The terms rhyme, they both involve trenches, and French drains aren’t really French. The defining difference is very simple, however: Trench drains are surface structures while French drains are subsurface ones. Let’s look at how they both work to keep water flowing offsite.
What size rock is best for French drain?
For the best drainage, look for coarse washed rock (gravel) that is screened, with a stone size of 1/2 to 3/4 inch. Smaller rock with fine particles could clog the holes of the drain pipe. Pea stone works, but the smooth stones settle together and don’t move as much water as coarse rock.
Can I install a French drain myself?
A French drain is a trench filled with a perforated pipe and gravel that allows water to drain naturally from your yard. Depending on the size of your yard and the scale of your drainage issue, you can purchase the pipes and equipment to create a French drain yourself.
Do French drains really work?
French drain systems are incredibly effective because, unlike typical surface drains, they collect water over the entire length of the drain as opposed to one dedicated area. The force of gravity helps to guide water along a reliably smooth path to a desired discharge point.
How do I divert water in my yard?
- Dig a Swale. A swale is a shallow trench that redirects water to where it can be safely released.
- Construct a Dry Stream. Like swales, dry streams redirect water and prevent runoff damage.
- Grow A Rain Garden.
- Build a Berm.
- Route Water Into a Dry Well.
- Lay Pervious Paving.
How long will a French drain last?
How long do french drains last? Properly installed drains use advanced plastic sheeting called geotextile to protect the drainpipe from a blockage. French drains can last decades before needing maintenance. If your home requires a sump pump, a high-quality model will last around ten years before needing replacement.
Does homeowners insurance cover French drains?
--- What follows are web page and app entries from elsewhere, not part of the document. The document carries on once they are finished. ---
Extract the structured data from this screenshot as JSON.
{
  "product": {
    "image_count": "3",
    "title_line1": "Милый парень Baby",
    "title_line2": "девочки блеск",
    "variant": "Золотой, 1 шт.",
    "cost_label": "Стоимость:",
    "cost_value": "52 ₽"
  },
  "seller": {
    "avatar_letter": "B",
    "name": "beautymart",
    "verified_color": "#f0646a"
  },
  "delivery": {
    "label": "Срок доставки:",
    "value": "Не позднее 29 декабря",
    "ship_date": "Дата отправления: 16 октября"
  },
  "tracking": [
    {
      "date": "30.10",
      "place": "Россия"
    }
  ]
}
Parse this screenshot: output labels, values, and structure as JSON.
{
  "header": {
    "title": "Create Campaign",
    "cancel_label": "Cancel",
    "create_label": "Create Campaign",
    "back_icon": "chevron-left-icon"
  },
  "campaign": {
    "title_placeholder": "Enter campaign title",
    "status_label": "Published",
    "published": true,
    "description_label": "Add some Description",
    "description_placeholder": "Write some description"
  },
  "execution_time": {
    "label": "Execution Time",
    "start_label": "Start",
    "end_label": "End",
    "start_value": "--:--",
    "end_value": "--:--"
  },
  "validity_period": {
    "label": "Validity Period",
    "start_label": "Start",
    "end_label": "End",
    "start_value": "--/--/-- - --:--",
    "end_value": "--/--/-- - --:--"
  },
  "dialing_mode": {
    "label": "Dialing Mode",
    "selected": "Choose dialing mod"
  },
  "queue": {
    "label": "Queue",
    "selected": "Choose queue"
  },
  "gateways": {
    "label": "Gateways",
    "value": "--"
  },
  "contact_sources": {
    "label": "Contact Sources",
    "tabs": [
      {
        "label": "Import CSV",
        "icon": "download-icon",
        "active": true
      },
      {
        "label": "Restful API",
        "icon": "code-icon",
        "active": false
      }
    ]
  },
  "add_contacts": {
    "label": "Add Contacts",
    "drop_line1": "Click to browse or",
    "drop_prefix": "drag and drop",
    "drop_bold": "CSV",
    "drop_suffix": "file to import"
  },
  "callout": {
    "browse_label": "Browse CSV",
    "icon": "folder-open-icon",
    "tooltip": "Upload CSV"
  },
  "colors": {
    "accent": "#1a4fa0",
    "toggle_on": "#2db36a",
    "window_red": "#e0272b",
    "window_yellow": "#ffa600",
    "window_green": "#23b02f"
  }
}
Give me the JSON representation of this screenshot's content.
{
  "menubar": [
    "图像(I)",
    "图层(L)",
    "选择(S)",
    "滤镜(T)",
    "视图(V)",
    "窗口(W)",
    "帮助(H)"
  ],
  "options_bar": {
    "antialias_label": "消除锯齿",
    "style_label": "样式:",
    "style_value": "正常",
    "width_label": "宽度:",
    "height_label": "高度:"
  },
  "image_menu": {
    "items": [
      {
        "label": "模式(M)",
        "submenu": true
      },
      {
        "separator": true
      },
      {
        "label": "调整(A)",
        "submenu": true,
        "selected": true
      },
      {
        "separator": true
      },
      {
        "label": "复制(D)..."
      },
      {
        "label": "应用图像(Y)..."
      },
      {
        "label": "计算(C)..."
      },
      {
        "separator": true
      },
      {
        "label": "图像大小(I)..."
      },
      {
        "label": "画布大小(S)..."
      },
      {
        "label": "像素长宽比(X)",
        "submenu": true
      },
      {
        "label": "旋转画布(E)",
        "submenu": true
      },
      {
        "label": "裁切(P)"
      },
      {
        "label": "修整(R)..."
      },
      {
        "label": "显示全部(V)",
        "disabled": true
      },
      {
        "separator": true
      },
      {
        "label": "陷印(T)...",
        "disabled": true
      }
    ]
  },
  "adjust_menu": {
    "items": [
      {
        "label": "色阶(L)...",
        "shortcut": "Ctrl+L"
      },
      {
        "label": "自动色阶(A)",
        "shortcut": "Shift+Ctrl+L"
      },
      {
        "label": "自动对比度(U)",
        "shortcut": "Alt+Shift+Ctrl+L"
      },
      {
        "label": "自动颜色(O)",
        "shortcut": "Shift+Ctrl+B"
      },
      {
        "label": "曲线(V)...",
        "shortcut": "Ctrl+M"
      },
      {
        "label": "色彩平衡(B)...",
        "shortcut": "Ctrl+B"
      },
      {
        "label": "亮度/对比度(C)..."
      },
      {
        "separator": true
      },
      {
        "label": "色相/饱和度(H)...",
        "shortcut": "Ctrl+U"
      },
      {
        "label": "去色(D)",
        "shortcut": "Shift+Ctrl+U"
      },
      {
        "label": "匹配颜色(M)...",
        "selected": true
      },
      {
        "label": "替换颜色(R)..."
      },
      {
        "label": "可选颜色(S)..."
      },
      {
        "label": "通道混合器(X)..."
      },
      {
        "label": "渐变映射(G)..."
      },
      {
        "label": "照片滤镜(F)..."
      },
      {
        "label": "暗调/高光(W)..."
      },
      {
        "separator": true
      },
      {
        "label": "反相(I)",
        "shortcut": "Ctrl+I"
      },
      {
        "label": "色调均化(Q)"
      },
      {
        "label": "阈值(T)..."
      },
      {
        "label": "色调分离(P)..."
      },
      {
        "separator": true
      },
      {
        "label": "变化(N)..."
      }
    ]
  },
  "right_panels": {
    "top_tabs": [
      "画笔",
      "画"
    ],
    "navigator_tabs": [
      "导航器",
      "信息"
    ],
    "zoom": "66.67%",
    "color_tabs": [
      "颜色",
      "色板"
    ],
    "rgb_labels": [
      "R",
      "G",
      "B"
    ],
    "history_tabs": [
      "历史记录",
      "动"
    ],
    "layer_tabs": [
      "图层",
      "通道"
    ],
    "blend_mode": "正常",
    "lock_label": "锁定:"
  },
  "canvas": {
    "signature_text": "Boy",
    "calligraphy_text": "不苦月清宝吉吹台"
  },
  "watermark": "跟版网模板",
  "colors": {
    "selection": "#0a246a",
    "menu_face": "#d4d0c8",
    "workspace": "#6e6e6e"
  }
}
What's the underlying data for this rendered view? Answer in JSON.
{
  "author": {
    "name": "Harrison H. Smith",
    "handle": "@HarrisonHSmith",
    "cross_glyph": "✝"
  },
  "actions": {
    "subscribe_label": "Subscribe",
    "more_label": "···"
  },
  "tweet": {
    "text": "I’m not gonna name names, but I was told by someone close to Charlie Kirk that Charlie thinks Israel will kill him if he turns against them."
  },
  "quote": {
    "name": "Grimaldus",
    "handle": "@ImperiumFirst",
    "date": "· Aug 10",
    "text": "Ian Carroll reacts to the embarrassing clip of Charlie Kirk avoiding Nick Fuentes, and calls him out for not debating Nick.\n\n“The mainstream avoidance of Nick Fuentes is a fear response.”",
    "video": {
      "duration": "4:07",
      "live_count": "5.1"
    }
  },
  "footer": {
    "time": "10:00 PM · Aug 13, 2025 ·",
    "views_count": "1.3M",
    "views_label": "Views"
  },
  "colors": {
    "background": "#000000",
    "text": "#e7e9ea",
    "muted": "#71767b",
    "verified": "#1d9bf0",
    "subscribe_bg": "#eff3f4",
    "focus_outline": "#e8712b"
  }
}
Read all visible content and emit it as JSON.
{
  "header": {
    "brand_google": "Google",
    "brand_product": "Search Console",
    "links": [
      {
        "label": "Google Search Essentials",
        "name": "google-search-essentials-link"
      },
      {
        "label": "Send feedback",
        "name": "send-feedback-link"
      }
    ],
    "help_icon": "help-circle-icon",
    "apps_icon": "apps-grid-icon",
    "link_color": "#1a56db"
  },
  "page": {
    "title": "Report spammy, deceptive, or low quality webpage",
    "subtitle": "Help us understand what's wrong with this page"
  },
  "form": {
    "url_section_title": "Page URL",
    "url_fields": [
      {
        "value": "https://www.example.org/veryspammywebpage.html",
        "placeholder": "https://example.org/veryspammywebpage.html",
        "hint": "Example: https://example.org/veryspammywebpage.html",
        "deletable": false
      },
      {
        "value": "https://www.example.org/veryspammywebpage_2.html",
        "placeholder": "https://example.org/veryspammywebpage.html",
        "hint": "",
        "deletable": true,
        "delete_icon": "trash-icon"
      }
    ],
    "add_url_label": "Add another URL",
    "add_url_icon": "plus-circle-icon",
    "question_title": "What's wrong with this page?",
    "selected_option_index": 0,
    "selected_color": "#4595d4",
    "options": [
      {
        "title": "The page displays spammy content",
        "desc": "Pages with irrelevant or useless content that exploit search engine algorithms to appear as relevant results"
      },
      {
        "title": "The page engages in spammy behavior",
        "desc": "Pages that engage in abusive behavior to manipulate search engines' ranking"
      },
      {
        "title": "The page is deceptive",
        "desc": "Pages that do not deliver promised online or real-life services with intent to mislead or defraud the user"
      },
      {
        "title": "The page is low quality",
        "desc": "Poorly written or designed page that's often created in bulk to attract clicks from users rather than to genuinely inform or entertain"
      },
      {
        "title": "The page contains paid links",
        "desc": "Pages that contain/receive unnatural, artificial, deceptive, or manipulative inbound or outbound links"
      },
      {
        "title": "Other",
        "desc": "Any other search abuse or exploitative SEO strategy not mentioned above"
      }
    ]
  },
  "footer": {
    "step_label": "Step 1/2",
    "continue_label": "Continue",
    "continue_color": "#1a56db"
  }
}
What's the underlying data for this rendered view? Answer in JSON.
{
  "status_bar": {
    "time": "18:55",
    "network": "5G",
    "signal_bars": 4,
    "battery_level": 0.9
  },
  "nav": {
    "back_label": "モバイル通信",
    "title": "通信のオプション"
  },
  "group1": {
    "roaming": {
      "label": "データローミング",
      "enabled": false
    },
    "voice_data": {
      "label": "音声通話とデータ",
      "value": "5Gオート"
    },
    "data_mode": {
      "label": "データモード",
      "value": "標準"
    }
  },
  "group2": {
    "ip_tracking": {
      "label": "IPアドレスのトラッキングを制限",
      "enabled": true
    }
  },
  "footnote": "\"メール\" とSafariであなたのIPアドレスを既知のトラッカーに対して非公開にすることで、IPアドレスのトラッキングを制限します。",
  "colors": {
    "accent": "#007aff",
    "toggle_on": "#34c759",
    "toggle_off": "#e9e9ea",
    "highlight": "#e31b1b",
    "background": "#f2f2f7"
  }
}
Most standard home insurance (HO3) policies do not cover French drains unless you have a French drain rider. Like other pipelines, French drains direct surface water away from your home, and they are not part of your standard home insurance.
Does a French drain add value?
French drains remove the water before it has the chance to enter the basement, cutting back significantly on water damage and flooding that might have otherwise occurred. French drains can also add value to your home, which is a huge bonus if you know you are planning to put it on the market in the future.
Why do French drains fail?
When water seeps through soil to get to the French drain, it often brings along sediment into the drain, where it dumps the sediment in the drain on the gravel as it flows through the ditch. The sediment gradually builds up over time and slows the water flow through the French drain.
Can I cover a French drain with dirt?
The simplest drain is a classic French drain, which is nothing more than a trench filled with coarse stone or gravel. The drain can be left open or, if aesthetics are a concern, can be covered with a couple of inches of topsoil and sod.
How far away from house should French drain be?
To get the correct distance to put in a French drain is 3 feet distant from the house, usually most homes. Apply to measure with tape and find the distance from the bottom of the ground where water pools. If space is too off from the base, the French drain will not gather the entire water.